Sometimes we really believe we know what people want, and our assumptions are wrong. Sometimes they tell us what they want, and we just don’t listen. Both happen in healthcare every day. But when Brian Kelly discovered he had been falling victim to the first trap, he made sure he didn’t fall victim to the second.
“We don’t do very well when it comes to providing urgent care services for women,” Brian told me not long ago. His interest in the topic makes a lot of sense, as he’s the CEO of Women’s Healthcare Associates (WHA), a medical group in Portland, Oregon. But that interest led him down a path he didn’t expect.
A few years back, he and the company’s board of advisers read “The Innovator’s Prescription” by Clayton Christensen, which spawned a task group, which spawned an idea. Given the rise of urgent care clinics, surely women needed one designed to meet their specific health problems. So they took the obvious first step and registered a handful of URLs based on women’s healthcare express. “We really wanted to get out in front of this need we saw,” Brian told me.
Imagine the team’s surprise, then, when at the first focus group they held to talk about the service, the women told those on the other side of the table that they didn’t want it. They didn’t want express, or zoom, or anything else that felt fast and furious. One woman stood up and said, “I want relationships.” The rest nodded along.
To which every patient, physician and practice administrator in America responds: duh! What Brian and his team heard in that room wasn’t unique to their practice, their specialty or their location—for the most part. Patients have been telling us that this is what they want for a long, long time. And yet, as I explored in my book “Back to Balance,” we’re pretty good at driving right by the art of medicine—the important relationship- and trust-building work—on our way to our big goals.

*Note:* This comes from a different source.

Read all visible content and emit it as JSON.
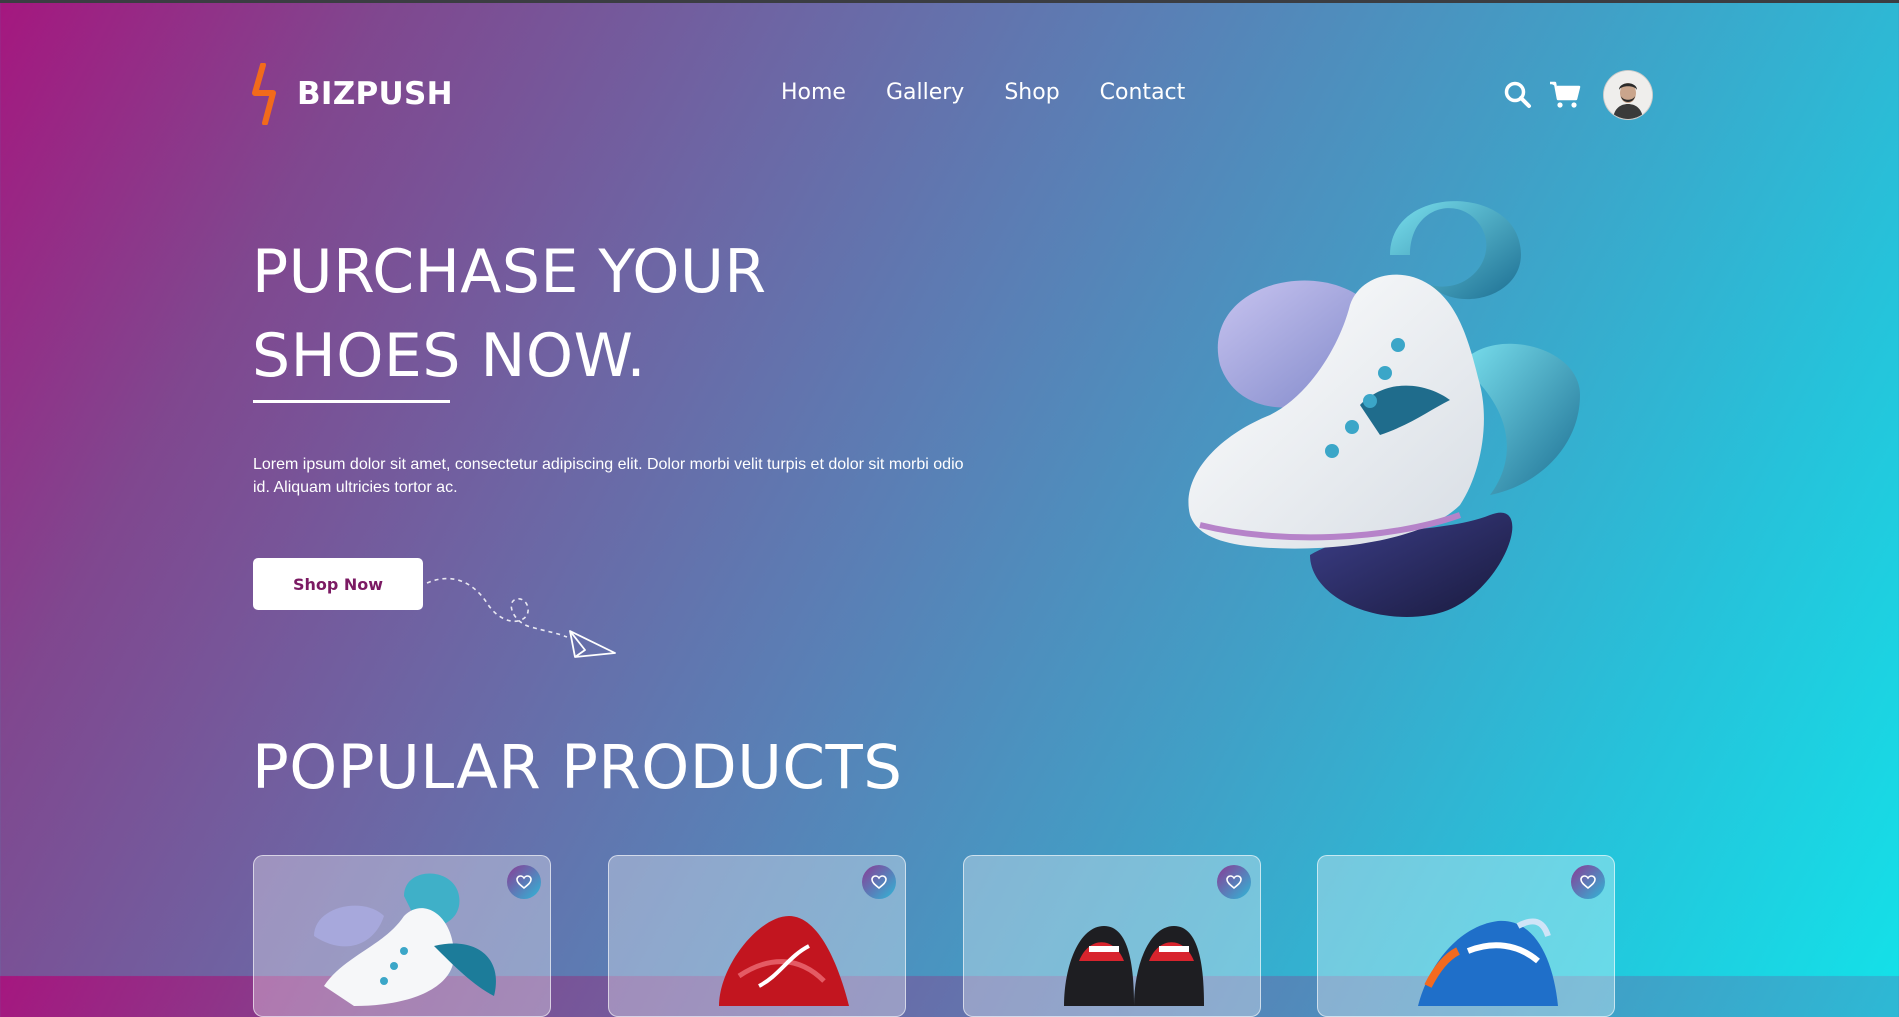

At WHA, the patient relationship and experience has always been a pillar of its approach, its culture and its business strategy—long before it was a triple-aim buzzword. The medical group defined its delivery of that experience with four words: inviting, authentic, knowledgeable and caring.
Consequently, Brian and his team didn’t do what some in healthcare might have done: plow ahead with their plans, sure in their assumptions that urgent care was the best use of their resources, that they knew what patients really needed or really wanted. (“So,” Brian said to me at one point, with a big grin, “you want to buy some URLs?”)
Instead, WHA shifted direction. Within practices, they re-energized their focus on the experience and the relationship with a program called In Her Shoes—as in, what would you want or do or need if you were in her shoes—led by the organization’s chief medical officer. The medical group highlighted moments when somebody was really taking the patient’s perspective into account in staff meetings or clinical discussions.
From a growth strategy perspective, the organization’s leaders made four big decisions.
- First, they listened to patients who needed to be seen quickly when they were sick and added weekend and evening hours.
- Second, they listened to patients’ complaints about the long drive to practices that were usually located near hospitals, and the long waits or last-minute cancellations when doctors were delayed during deliveries. (Babies just hate schedules.) They opened smaller satellite offices in neighborhoods where women work and live, and they now have nine practices around Portland. And they changed how they scheduled physicians so that they were either at a practice or a hospital on a given day, not both.
- Third, they listened to their obstetric patients who didn’t want to give birth in a hospital, and they invested in a new midwife birthing center run by their nurse midwives.
- Fourth, they listened to women who were tired of running around to different specialists and labs, having to deal with referrals and medical records and more appointments—and sometimes not getting the medical care they really needed as a result—and have integrated more services into their group. They offer state-of-the-art mammography in their practices so that women can have the screening done as part of their annual visit. And they have a perinatal medicine practice for women with the highest risk pregnancies.
At WHA, leaders asked, they listened and then they made it possible for women to maintain their relationship with clinicians, regardless of medical needs or desires for different experiences.
“What people are looking for is a connection and trust that we’re going to do whatever we can for them, on a service level and a clinical level,” Brian said.
Of course, each action made good business sense, too. WHA is successful because its leaders listen and then act by balancing the art, science and business of medicine.
If we keep refusing to pay attention when patients, providers and practice staff tell us what they want, we shouldn’t be surprised when they divorce themselves, in one way or another, from the goals we all claim to aspire to—or even from healthcare entirely.
We have a lot to learn from Brian and his team at Women’s Healthcare Associates: Ask people the right questions, genuinely listen to the answers and then take the right, balanced action.
Halee Fischer-Wright, M.D., is the author of “Back to Balance: The Art, Science, and Business of Medicine.” A nationally recognized physician leader, healthcare executive and former business consultant, she is president and CEO of Medical Group Management Association.